Irish objections force EU to drop Israel data plan
IRELAND has forced the withdrawal of a controversial EU plan to allow Israel access to sensitive personal data on Irish citizens.
The proposal was taken off the table at a European Commission meeting in Brussels yesterday following an objection lodged by the Government.
The Irish representative, a senior official from the Department of Justice, had intended to vote against the proposal at the meeting.
But as the talks got under way yesterday morning, the commission indicated that the proposal was being withdrawn because of the concerns raised by the Irish.
In Dublin yesterday Justice Minister Dermot Ahern admitted that he had been somewhat surprised by the commission's decision, but said it was recognition of the good work that had been done by his officials since he had first highlighted the concerns at a meeting of EU justice and home affairs ministers in July.
He said the Irish objection was justified in the wake of the discovery that agents of the Israeli state had tampered with the details on Irish passports.
He was referring to the findings of gardai and other police forces, which led the Government here to conclude that an official Israeli agency had been responsible for the "misuse and, most likely, the manufacture" of eight fake Irish passports.

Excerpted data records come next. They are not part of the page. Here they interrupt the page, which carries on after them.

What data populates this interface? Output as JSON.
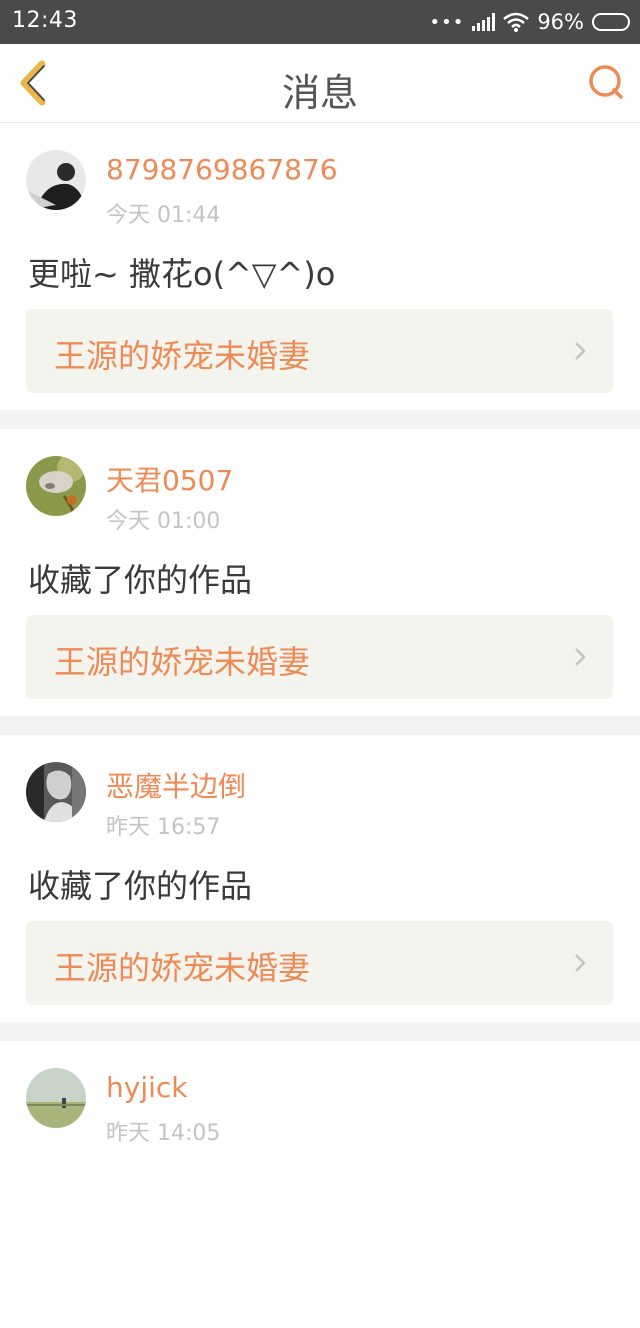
{
  "status": {
    "time": "12:43",
    "dots": "•••",
    "battery": "96%"
  },
  "header": {
    "title": "消息"
  },
  "colors": {
    "accent": "#ee8a55",
    "status_bar": "#4a4a4a",
    "card_link_bg": "#f4f4ee"
  },
  "messages": [
    {
      "username": "8798769867876",
      "time": "今天 01:44",
      "content": "更啦~ 撒花o(^▽^)o",
      "work": "王源的娇宠未婚妻"
    },
    {
      "username": "天君0507",
      "time": "今天 01:00",
      "content": "收藏了你的作品",
      "work": "王源的娇宠未婚妻"
    },
    {
      "username": "恶魔半边倒",
      "time": "昨天 16:57",
      "content": "收藏了你的作品",
      "work": "王源的娇宠未婚妻"
    },
    {
      "username": "hyjick",
      "time": "昨天 14:05"
    }
  ]
}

The forged passports were subsequently used by Israeli agents, who were alleged to have then murdered Hamas activist Mahmoud al-Mabhouh in a hotel in Dubai.
Mr Ahern said the Irish concerns were also based on the failure of the Israeli government to include the manual examination of passports at border controls in the data-protection legislation.
The Irish were also worried about the status of the Israeli data-protection commissioner, who did not have the independence afforded to his counterparts in EU jurisdictions.
It is understood that the British government, while indicating that they understood the Irish objections, would have supported the proposal if the issue had gone to a vote.
Last June an Israeli diplomat was expelled from Dublin in retaliation for the Israeli passport abuses.
Asked if the Irish stance at the meeting would further affect relations between the two states, Mr Ahern said that was a matter for the diplomats.
EU states are represented by civil servants at the meetings and Mr Ahern only became aware in July that the commission intended to push through the Israeli application "on the nod" -- without a vote.
Following the Irish objections, the commission postponed a final decision until yesterday.